As a TEFL Program Advisor, I speak to lots of people in the process of deciding where they should teach abroad.  Many are painstakingly researching countries around the world, looking at job markets, salaries, housing options, languages and culture. They visit TEFL websites, read blogs by EFL teachers past and present and talk to anyone they know who has “been there.”

Yet, I maintain, no one has really been there, because they simply are not you! Choosing a teaching location should not be taken lightly, but wherever you go, the experience that you have will be uniquely yours. When you arrive, you will see the place for the first time and through your own eyes. As you learn more about the culture, you will do so from the your own personal perspective, created by all your own past experiences. A city one person finds loud and irritating, you might find vibrant; students they find lazy, you might consider refreshingly laid-back!

Before I went to Costa Rica to teach, for example, I heard and read a lot of things—some good and some bad. On the bad side, I heard that the country was unsafe, there were no jobs for teachers and that it was overrun with gringos.  As it turned out, this was not my impression at all, and I spent three fabulous years there feeling quite safe, working steadily and making plenty of local friends!
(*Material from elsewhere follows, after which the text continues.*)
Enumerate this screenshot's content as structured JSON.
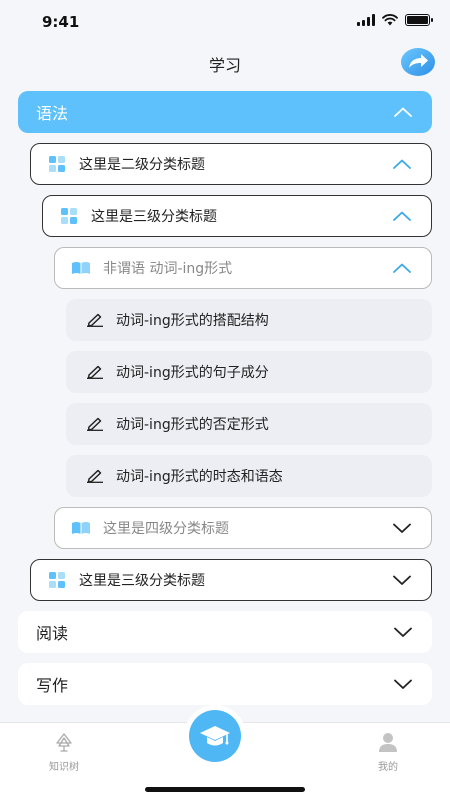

So my advice is to listen to seasoned traveler, Paul Theroux. Yes, do a bit of research, but remember, your experience abroad, whether or magical or tough or somewhere in between, will be just that—an experience. I guarantee no matter where you go, you will look back at teaching abroad as one of the best adventures of your life!